    I've never been comfortable with the term 'designer' as it applies to guitars, and feel that I'm more of a 'stylist'. None of my guitars really break new ground in any technical sense, they are not innovative technically, just have a different 'look'. My usual analogy is that I'm not trying to re-invent the wheel, I just want to put a big whitewall and an attractive hubcap on the old one. Leo Fender was much more of a technician than I am, and knew his guitars 'in and out', I generally only know the 'out' of my guitars, relying on the expertise of others, knowledgeable in guitar construction to bring them into the world as viable, quality, instruments.

    Most of my guitar designs aren't usually described as 'modern' in appearance, but represent a mythical futurism as seen from the past, or as it's often called: 'retro-futuristic'. They are 'American' in the sense that they are often seen as being reminiscent of American automotive stylings from the 40's through about the early 60's by the use of two-tone colors and the treatment of cosmetic metal parts, as well as general outline and contoured body profiles that are automotive/aviation influenced.

    The reaction to our custom shop Backlund 400 has been great so far - what inspired you to create this particular design?

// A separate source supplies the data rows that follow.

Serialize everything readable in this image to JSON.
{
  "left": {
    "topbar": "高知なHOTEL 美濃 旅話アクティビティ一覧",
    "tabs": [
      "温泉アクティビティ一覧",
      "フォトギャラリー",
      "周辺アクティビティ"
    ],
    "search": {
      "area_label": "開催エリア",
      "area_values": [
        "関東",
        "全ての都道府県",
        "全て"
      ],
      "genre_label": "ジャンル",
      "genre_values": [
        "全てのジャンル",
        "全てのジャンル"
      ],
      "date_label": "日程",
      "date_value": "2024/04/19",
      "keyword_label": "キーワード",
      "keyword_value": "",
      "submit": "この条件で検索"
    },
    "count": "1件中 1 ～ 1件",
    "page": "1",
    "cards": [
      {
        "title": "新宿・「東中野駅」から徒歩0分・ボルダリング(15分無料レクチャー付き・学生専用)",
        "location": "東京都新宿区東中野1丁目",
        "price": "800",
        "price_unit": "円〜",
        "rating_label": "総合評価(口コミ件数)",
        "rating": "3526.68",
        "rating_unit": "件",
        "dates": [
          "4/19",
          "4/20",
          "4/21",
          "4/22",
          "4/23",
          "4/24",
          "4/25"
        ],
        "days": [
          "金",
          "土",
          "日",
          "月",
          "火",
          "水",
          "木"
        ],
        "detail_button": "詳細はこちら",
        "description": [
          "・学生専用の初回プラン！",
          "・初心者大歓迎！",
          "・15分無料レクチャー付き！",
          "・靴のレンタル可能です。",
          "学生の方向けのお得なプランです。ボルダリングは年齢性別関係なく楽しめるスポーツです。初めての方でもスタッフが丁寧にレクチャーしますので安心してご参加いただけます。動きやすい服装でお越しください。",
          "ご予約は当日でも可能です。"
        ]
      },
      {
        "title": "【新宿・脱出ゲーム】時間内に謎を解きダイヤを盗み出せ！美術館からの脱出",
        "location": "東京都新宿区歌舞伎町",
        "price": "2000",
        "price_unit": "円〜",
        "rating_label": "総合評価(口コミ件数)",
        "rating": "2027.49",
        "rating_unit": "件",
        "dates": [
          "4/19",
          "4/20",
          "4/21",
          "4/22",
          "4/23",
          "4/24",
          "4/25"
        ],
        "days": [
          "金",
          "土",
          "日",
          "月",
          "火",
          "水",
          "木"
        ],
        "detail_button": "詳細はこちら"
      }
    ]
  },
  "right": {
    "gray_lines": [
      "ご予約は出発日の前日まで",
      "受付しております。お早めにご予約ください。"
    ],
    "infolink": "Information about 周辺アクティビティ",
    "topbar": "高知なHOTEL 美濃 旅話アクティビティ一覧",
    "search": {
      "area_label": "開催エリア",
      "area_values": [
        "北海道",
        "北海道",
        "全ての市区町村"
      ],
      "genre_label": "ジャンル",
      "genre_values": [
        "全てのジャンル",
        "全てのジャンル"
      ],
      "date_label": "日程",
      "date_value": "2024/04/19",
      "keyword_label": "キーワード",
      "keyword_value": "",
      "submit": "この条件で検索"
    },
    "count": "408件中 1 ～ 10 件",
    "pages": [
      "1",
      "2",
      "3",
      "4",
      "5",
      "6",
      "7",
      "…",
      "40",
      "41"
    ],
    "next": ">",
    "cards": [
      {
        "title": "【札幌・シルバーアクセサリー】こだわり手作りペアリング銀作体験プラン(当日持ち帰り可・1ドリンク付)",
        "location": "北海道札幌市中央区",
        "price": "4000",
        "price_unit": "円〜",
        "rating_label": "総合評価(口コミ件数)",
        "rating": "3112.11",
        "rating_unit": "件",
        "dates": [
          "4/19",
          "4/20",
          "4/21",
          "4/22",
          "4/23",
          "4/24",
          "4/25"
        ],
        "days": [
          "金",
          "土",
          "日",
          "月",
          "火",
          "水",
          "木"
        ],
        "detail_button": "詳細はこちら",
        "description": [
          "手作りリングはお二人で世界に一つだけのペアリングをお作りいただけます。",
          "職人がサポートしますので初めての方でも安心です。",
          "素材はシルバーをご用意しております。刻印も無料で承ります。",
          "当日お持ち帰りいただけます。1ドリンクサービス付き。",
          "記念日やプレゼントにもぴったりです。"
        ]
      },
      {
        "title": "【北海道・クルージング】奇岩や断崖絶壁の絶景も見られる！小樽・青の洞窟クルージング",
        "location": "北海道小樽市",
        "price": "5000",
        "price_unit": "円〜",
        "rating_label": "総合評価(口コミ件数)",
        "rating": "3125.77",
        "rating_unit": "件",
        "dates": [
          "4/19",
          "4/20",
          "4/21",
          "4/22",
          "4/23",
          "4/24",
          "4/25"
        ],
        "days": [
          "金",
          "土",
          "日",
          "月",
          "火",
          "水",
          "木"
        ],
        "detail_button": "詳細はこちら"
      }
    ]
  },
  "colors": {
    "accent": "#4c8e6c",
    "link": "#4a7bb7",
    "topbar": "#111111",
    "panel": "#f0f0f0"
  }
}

    The 400 was a fortunate accident, I was working on a pencil sketch of a guitar idea that wasn't going all that well, when just for kicks, I inverted the image on the computer an immediately saw what could be, with a little more work, a quite attractive guitar, and one that was a bit of a departure from what I was working on at the time, being a little, as they say, 'pointy', yet retained a measure of ' smoothness of line' that I liked. 

    Early Model 400 sketch by Backlund

    The 400 headstock however, was a different matter. I never got around to coming up with a fitting headstock for the 400, and it existed only as a body shot concept until the J. Backlund Design Co., who wanted to build the 400 as a boutique custom guitar, 'borrowed' the rather odd headstock from another of my concepts at the time, the model 1000, and applied it to the 400, which I must admit, worked quite well. 

    Another early sketch

    Only five, or possibly six U.S.-built model 400's were ever made, and at a price of $4000+ they remained a very exclusive and rare instrument. I own 400 #4, as well as an illegal Chinese knockoff that I was able to purchase several months ago. Fortunately, it is the only one that they made. Its build-quality is quite poor, but it's a fascinating side-note to the history of the model 400.

    Do you think electric guitars will ever become obsolete or unfashionable?

    I imagine that technology will (continue to) create musical instruments that will not require the commitment in time and effort that a conventional stringed guitar does to play well, but people still paint scenes with oils and watercolors that they could have simply snapped an image of with their phones and went home, so I'm not going to concern myself very much about guitars becoming obsolete, they'll never be able to replace the deep sense of personal accomplishment that comes from playing a great song with bleeding fingers.

    What is the single, most important thing that makes a guitar 'great'?

    My first impulse it to say 'the player', assuming that the instrument being played meets a certain minimum criteria of 'playability' of course. I consider my old MIM Telecaster a great, no 'BS', sound-making monster, and it must be, if it can help ME sound good. I love its classic simplicity and lack of superfluous embellishments and frills, even though it's what many would feel is the complete opposite of the kind of guitars that I've designed.

    - by Ivan S.